First, a quick point about the ODNI statement released today. By pushing it out late on a Friday afternoon - or rather, tossing it out in the hopes it will be buried like garbage - it feels as if the ODNI wanted to lower the impact such accusations would have.
The other point is that the statement starts by blaming the Russian government for directing the recent political hacking incidents and hints they're behind Guccifer 2.0 and DCLeaks, but then immediately says they're "not now in a position to attribute this activity to the Russian Government."
It's possible the ODNI are only blaming Russia for the confirmed hacks in Arizona and Illinois, and suggesting Guccifer 2.0 and DCLeaks are part of their plans, but when it comes to the random scanning of voter registration systems, they can't prove Russia is behind that. - Steve
On Friday, as most of the public was heading home for the weekend, and people in Florida were attempting to shelter from a hurricane, the Office of the Director of National Intelligence (ODNI) released a statement officially blaming Russia for the recent string of political hacks – mostly targeting the Democrats.
"The U.S. Intelligence Community (USIC) is confident that the Russian Government directed the recent compromises of e-mails from US persons and institutions, including from US political organizations. The recent disclosures of alleged hacked e-mails on sites like DCLeaks.com and WikiLeaks and by the Guccifer 2.0 online persona are consistent with the methods and motivations of Russian-directed efforts. These thefts and disclosures are intended to interfere with the US election process," the ODNI statement says.
The statement goes on to state what everyone else following the incidents and blaming Russia has said – everything that's happened this year isn't something new. The hacking, the coordinated leaks, etc. are known Russian tactics and they've been used before in parts of Europe and Eurasia in an attempt to influence public opinion.

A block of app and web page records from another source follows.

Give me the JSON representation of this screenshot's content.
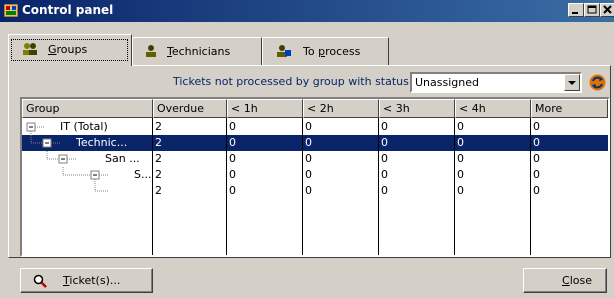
{
  "window": {
    "title": "Control panel",
    "controls": [
      "minimize-icon",
      "maximize-icon",
      "close-icon"
    ]
  },
  "tabs": [
    {
      "label_pre": "",
      "label_u": "G",
      "label_post": "roups",
      "icon": "group-icon",
      "active": true
    },
    {
      "label_pre": "",
      "label_u": "T",
      "label_post": "echnicians",
      "icon": "technician-icon",
      "active": false
    },
    {
      "label_pre": "To ",
      "label_u": "p",
      "label_post": "rocess",
      "icon": "to-process-icon",
      "active": false
    }
  ],
  "filter": {
    "label": "Tickets not processed by group with status:",
    "value": "Unassigned",
    "dropdown_icon": "chevron-down-icon",
    "refresh_icon": "refresh-icon"
  },
  "table": {
    "columns": [
      "Group",
      "Overdue",
      "< 1h",
      "< 2h",
      "< 3h",
      "< 4h",
      "More"
    ],
    "rows": [
      {
        "cells": [
          "IT (Total)",
          "2",
          "0",
          "0",
          "0",
          "0",
          "0"
        ],
        "selected": false
      },
      {
        "cells": [
          "Technic...",
          "2",
          "0",
          "0",
          "0",
          "0",
          "0"
        ],
        "selected": true
      },
      {
        "cells": [
          "San ...",
          "2",
          "0",
          "0",
          "0",
          "0",
          "0"
        ],
        "selected": false
      },
      {
        "cells": [
          "S...",
          "2",
          "0",
          "0",
          "0",
          "0",
          "0"
        ],
        "selected": false
      },
      {
        "cells": [
          "",
          "2",
          "0",
          "0",
          "0",
          "0",
          "0"
        ],
        "selected": false
      }
    ]
  },
  "buttons": {
    "tickets": {
      "label_u": "T",
      "label_post": "icket(s)...",
      "icon": "search-icon"
    },
    "close": {
      "label_u": "C",
      "label_post": "lose"
    }
  },
  "colors": {
    "titlebar": "#0a246a",
    "selection": "#0a246a",
    "face": "#d4d0c8",
    "label": "#0a246a"
  }
}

The fact the ODNI named DCLeaks and Guccifer 2.0 directly is also telling, as security experts called them out as possible Russian campaigns from the beginning – something Guccifer 2.0 denied earlier this year. Yet, the most recent Guccifer 2.0 links were proven false after examination of the leaked document's metadata, leaving future releases by the hacker surrounded by doubt.
Earlier this week, IDG launched a series of articles dedicated to hacking an election. The key focus of coverage for CSO Online was that hacking an election isn't about the technical side of things, such as voting machines, it's about influence and disruption.

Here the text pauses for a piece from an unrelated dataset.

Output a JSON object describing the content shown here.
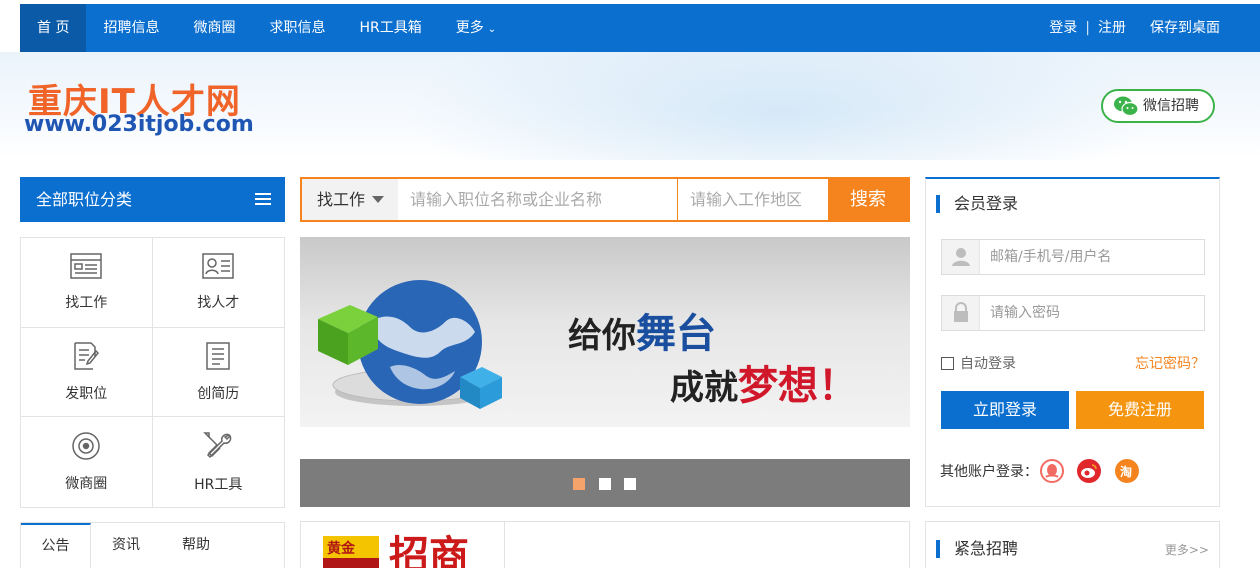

"Some states have also recently seen scanning and probing of their election-related systems, which in most cases originated from servers operated by a Russian company. However, we are not now in a position to attribute this activity to the Russian Government. The USIC and the Department of Homeland Security (DHS) assess that it would be extremely difficult for someone, including a nation-state actor, to alter actual ballot counts or election results by cyber attack or intrusion," the ODNI statement adds.

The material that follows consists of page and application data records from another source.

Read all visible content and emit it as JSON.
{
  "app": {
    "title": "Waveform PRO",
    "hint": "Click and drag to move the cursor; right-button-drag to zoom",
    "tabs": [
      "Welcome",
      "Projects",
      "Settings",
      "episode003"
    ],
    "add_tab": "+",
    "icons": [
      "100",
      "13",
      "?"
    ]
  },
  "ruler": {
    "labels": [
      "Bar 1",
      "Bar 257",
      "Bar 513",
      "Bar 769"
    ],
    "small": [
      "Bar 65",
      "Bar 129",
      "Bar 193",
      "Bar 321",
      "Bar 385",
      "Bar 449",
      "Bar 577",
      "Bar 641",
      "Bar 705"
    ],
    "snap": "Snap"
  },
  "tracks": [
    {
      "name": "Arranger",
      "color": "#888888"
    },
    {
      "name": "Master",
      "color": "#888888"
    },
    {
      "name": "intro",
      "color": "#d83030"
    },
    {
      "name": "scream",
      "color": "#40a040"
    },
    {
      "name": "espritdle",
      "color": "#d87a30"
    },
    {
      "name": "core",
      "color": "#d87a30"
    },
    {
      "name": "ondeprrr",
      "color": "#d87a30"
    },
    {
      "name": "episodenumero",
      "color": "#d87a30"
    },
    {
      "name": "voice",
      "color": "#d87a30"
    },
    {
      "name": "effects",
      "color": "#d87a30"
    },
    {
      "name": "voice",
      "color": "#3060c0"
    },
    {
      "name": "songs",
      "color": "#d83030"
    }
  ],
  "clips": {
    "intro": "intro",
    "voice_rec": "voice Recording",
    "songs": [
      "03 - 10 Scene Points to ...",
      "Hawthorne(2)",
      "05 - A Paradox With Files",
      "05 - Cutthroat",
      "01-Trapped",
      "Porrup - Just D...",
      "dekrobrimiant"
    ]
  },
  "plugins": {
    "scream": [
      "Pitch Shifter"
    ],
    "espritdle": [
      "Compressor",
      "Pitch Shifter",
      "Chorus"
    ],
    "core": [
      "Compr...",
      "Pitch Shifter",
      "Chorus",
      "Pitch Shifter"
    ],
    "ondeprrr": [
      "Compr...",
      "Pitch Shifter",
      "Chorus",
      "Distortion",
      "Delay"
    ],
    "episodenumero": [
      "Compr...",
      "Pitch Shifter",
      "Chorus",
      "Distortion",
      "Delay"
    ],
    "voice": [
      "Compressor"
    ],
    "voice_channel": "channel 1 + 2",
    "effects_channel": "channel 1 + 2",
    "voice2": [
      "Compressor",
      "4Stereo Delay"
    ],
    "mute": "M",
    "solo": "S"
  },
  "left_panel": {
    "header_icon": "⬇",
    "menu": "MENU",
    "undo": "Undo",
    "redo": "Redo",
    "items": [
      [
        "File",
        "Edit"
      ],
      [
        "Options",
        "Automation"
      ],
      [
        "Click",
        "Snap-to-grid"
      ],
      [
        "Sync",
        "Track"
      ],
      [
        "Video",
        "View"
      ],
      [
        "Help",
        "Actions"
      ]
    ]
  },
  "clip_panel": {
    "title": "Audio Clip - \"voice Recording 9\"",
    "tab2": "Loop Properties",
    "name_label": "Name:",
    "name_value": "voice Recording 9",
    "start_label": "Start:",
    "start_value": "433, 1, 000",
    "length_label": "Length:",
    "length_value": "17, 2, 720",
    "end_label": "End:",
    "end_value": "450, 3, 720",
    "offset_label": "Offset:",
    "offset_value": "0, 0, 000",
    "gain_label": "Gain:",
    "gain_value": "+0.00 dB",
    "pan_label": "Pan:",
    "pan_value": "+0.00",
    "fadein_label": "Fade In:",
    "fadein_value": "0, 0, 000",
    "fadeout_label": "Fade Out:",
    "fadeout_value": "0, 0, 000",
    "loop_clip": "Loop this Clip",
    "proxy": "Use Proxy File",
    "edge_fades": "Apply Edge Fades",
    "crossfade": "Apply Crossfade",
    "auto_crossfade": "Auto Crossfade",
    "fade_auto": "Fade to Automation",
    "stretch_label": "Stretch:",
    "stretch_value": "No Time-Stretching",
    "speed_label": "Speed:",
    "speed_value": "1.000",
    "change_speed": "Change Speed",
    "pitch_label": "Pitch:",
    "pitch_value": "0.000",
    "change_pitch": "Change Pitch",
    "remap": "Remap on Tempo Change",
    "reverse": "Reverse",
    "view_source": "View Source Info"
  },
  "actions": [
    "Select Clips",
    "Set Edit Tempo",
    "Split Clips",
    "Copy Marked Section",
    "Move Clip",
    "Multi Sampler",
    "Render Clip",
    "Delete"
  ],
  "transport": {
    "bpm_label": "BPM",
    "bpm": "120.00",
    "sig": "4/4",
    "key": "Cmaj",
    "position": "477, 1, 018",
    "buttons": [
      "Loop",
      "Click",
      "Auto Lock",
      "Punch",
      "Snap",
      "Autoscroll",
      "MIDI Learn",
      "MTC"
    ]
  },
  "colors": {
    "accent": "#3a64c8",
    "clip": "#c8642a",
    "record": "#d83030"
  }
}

"This assessment is based on the decentralized nature of our election system in this country and the number of protections state and local election officials have in place. States ensure that voting machines are not connected to the Internet, and there are numerous checks and balances as well as extensive oversight at multiple levels built into our election process."
Story was updated for clairfication on 10/7 at 4:56pm EDT.